Archive for May, 2015


The Three Blog Rule

At least three blogs per month. That’s the rule.

It wasn’t always the rule. For years it just occurred organically, without me noticing it at all. But somewhere along the line I realized that I’d never actually posted fewer than three blogs in a calendar month, and from then on it became a rule.

Even after it became a rule, it was an easy rule to follow for a long time. Even when I was pretty dry on ideas, I was usually able to come up with three decent ones over the course of 30 days.

Look at 2015 though: Every month other than April has an entry posted on the last day of the month. That’s not coincidence. That’s me scrambling to get a third entry up there before the calendar flips over. Occasionally I’ve even had to fudge the timestamp on a blog so that although posted at 1:00 AM on the first of a month it would appear to have been posted at 11:00 PM on the 30th of the previous month. It’s not exactly honest, but it keeps me satisfied.

This month takes the cake though. Never before have I had to scramble to post two entries on the last day of the month to meet the quota. It’s ridiculous really.

There are a number of possible reasons for why this has happened:

It could just be an anomaly, as I spent the first 17 days of this month abroad and started a new job almost immediately after.

It could be that I’ve found other outlets for my thoughts besides posting them unfiltered on the far reaches of the Internet.

It could be that after nearly 10 years, the well is finally starting to run dry.

I’m not sure. Perhaps it’s a combination of all those factors and more.

In any case, maybe the three blog per month rule has outlived its usefulness. If I’m scrambling to get an entry in before the “deadline”, I’m not really being completely genuine, am I? And if I’m not being genuine, what the heck is the use of this place anyhow? It’s not like anyone reads this drivel anymore.

I’m not sure how I feel right now.

I mean, I know for sure that I’m not feeling well at the moment. But I don’t know whether this is a temporary blip in my mental state or the beginning of something more significant that’s going to take me a few months to pull out of.

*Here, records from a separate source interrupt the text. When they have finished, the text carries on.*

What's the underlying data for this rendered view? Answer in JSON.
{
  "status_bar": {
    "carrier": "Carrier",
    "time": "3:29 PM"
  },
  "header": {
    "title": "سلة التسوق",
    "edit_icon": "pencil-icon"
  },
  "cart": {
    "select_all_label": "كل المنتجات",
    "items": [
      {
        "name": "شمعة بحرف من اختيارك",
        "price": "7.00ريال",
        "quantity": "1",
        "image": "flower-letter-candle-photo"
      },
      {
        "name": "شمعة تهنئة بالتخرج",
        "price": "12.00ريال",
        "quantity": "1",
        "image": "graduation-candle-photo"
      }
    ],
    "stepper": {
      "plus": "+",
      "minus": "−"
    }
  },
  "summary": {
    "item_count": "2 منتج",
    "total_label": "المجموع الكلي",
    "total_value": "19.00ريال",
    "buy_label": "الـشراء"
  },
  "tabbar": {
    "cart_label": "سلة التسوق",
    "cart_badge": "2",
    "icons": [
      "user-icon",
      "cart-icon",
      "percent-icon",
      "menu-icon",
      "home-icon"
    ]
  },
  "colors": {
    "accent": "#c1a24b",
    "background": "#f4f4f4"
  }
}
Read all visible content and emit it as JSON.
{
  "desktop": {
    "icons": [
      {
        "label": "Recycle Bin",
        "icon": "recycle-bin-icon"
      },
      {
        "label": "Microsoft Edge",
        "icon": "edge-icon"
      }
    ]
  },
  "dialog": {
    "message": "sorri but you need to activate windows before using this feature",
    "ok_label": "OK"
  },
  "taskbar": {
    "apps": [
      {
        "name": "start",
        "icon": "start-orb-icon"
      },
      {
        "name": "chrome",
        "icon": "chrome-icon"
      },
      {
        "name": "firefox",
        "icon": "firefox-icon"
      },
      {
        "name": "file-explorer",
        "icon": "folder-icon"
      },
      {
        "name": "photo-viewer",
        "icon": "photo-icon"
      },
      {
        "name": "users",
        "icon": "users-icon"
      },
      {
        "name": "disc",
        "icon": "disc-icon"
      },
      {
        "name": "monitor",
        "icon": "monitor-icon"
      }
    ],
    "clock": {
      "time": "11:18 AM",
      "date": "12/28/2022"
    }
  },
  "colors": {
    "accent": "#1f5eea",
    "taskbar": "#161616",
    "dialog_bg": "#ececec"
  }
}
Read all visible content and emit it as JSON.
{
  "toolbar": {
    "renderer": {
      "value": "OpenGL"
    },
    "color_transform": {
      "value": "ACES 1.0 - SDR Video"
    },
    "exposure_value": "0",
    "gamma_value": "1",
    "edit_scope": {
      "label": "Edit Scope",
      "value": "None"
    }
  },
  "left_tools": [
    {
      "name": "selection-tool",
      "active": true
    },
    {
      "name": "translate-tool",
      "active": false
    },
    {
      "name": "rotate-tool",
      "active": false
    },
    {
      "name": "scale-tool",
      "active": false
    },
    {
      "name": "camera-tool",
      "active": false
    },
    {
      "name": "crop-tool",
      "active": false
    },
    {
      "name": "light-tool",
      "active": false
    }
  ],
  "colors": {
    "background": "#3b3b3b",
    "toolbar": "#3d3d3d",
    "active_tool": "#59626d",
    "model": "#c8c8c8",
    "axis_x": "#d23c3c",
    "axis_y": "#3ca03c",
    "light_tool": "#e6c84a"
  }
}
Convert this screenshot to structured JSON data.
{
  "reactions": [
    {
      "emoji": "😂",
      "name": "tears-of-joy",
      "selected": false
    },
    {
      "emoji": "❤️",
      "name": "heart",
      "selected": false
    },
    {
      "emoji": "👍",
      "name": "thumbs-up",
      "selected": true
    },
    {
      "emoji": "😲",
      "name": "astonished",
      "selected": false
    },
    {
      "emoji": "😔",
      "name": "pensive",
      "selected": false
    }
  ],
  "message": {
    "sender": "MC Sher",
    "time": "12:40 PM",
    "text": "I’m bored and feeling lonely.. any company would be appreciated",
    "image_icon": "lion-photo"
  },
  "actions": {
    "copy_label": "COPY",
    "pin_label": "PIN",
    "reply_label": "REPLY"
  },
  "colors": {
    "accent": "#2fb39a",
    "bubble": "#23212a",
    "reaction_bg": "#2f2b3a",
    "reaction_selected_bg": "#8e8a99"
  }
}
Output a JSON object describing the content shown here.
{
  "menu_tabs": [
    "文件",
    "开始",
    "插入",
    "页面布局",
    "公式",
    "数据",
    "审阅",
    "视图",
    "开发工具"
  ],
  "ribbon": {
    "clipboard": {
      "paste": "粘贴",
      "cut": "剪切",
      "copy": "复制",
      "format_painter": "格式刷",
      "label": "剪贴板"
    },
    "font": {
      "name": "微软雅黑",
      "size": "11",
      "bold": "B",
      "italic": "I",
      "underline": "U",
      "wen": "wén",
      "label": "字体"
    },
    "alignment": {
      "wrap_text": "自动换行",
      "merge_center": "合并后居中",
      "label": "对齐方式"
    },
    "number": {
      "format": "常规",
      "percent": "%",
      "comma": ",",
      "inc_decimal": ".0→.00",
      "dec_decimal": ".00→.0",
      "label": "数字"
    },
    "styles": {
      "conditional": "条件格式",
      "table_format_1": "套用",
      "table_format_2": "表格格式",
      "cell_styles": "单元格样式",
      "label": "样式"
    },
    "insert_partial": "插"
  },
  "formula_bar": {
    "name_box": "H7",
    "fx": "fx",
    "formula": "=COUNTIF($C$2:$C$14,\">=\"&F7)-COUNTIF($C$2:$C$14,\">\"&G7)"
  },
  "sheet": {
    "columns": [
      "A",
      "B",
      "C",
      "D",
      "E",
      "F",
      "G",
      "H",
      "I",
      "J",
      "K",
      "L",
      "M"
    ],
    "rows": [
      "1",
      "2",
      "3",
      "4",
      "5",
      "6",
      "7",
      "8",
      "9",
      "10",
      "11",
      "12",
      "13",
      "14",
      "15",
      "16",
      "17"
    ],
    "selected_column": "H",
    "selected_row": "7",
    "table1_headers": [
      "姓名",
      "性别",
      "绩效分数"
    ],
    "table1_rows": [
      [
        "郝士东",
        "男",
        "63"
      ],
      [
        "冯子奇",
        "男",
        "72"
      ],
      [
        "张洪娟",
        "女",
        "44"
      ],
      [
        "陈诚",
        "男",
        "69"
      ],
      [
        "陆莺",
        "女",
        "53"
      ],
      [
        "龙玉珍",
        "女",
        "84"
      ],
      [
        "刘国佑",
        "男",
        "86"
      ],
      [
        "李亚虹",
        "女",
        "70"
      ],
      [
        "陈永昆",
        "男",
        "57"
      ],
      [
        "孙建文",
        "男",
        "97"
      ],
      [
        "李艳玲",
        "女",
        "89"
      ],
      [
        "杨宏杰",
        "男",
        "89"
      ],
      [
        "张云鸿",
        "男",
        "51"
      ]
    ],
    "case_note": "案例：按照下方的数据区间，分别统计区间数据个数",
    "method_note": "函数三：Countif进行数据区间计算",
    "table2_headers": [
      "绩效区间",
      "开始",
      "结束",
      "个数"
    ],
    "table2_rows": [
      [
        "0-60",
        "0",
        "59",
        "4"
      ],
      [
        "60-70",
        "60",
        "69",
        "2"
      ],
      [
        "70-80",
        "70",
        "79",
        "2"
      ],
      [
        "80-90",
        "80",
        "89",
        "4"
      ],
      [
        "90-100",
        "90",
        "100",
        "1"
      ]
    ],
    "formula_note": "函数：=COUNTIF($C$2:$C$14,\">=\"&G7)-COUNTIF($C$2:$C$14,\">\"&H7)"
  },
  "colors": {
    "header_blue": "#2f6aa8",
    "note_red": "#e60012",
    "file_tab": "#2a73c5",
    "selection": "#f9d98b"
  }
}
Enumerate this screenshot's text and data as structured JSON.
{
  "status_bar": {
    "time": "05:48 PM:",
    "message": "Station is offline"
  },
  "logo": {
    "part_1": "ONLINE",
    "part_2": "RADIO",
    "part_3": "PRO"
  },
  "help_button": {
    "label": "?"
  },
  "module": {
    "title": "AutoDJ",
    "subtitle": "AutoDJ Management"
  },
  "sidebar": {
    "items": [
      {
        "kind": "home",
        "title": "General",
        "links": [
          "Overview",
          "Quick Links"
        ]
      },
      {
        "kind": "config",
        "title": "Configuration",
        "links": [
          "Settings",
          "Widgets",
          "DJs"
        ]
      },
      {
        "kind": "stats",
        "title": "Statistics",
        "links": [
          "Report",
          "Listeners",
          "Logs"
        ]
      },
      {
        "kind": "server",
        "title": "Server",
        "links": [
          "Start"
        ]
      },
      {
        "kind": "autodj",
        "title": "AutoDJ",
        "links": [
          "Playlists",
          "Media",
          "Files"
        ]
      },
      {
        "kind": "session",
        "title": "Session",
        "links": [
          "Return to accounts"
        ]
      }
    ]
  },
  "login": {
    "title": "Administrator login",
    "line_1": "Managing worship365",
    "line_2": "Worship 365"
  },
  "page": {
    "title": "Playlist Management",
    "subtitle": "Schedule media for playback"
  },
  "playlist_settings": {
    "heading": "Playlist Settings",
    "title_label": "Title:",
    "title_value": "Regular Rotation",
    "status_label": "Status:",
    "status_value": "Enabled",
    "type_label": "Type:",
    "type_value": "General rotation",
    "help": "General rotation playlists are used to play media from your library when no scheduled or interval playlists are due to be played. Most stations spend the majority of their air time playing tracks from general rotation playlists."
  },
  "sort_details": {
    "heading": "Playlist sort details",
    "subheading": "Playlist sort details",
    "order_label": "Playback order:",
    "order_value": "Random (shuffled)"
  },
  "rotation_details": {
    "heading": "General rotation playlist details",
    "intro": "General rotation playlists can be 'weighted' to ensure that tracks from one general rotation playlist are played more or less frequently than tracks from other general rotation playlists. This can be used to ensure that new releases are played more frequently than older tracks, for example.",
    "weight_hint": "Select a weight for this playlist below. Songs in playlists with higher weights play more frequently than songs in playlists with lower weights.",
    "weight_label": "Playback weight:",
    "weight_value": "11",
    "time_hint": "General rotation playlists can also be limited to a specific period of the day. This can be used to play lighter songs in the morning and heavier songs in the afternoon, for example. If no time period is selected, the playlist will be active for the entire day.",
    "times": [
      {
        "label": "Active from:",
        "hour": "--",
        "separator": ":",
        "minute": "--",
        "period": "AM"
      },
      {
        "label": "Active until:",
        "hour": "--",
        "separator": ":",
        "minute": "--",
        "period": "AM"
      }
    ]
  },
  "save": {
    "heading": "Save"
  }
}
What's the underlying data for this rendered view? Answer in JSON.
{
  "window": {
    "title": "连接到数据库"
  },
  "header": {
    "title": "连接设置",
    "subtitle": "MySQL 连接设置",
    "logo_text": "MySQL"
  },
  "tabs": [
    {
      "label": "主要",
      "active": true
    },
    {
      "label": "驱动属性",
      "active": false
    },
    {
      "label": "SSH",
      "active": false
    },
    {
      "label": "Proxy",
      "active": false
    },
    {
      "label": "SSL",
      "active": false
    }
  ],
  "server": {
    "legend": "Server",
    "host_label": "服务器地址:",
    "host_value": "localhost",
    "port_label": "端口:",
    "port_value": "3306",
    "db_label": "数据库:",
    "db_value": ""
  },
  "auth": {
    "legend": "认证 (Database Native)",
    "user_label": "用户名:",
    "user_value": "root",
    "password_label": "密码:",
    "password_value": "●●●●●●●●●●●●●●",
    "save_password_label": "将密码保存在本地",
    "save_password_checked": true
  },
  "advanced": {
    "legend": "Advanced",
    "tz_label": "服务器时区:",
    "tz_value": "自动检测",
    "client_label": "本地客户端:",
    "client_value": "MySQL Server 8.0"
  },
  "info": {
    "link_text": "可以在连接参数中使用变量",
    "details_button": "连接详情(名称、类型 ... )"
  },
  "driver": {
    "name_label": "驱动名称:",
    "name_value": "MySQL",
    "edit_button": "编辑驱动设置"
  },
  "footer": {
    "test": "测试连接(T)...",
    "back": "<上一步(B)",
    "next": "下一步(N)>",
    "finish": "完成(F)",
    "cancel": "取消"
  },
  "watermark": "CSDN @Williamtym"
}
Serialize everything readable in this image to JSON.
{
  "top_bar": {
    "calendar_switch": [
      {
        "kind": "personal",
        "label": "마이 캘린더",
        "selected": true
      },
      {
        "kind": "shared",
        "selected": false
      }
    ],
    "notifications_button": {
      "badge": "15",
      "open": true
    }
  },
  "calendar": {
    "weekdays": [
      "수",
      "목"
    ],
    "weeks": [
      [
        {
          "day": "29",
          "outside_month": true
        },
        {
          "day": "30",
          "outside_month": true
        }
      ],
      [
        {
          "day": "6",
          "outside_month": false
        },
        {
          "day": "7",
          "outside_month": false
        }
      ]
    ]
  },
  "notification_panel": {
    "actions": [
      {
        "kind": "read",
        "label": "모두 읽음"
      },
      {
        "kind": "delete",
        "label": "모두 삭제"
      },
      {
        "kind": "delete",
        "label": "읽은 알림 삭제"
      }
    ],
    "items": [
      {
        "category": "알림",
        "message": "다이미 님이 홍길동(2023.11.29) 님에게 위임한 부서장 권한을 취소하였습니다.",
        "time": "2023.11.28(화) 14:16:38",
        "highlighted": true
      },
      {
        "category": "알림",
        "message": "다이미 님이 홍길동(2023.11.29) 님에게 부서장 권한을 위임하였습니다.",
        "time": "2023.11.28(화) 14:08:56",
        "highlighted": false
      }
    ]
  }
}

Right now it feels like the latter, and that scares me because I’ve been through it twice before and those periods were the worst of my life thus far.

On the positive side, having done it twice before I know that I can get through this and that it will pass eventually. And I know that there are things I can do to speed that process up at least a little.

One of those things is to talk about it rather than bottling things up, so that’s what I’m going to resolve to do.

Like I said, hopefully this is just a blip. But if it’s not, that’s okay too.

I remember the summer after my first year of university, five years ago.

And in particular, I remember that feeling of restlessness that developed around August – that desire to get summer over with and get back to school.

It was a strange feeling back then. After all, summer vacation had been what I lived for since I was 5 years old. Why was I suddenly wishing for it to end?

The reason was a simple one: four months of summer vacation is too much. Before I started university, summer vacation was a strictly July/August routine. May and June were added when I started university, and that just made the whole thing too damned long.

That same feeling of fatigue with summer vacation has returned year after year, and this year is no exception.

The difference is that I can feel it already and we’re not even out of May yet.

I think that the reason is again a very simple one. The past two years I’ve been living fairly independently (financial situation aside). I’ve been living 250 kilometres away from my nearest family, washing my own clothes, cooking my own meals, doing my own dishes, brushing my own teeth, and all sorts of other grown up things.

More to the point, when I’m in Kingston there’s no one telling me where to go or what to do. I have to do that myself. If I don’t do the things that I’m supposed to do, there are consequences. If I don’t make dinner, I don’t eat. If I don’t do the laundry, I have nothing to wear. And so forth.

Going from that situation to the situation I’m in during the summer when I’m living with my parents is hard. Suddenly I’m being told what to do and how to do it at every turn, and it’s driving me crazy.

I think everyone hits a point where they get tired of being told what to do by their parents. For some people it takes 15 years. For others, it’s even faster than that. 

For me it’s taken a solid 24 years to get there. But I am indeed getting there.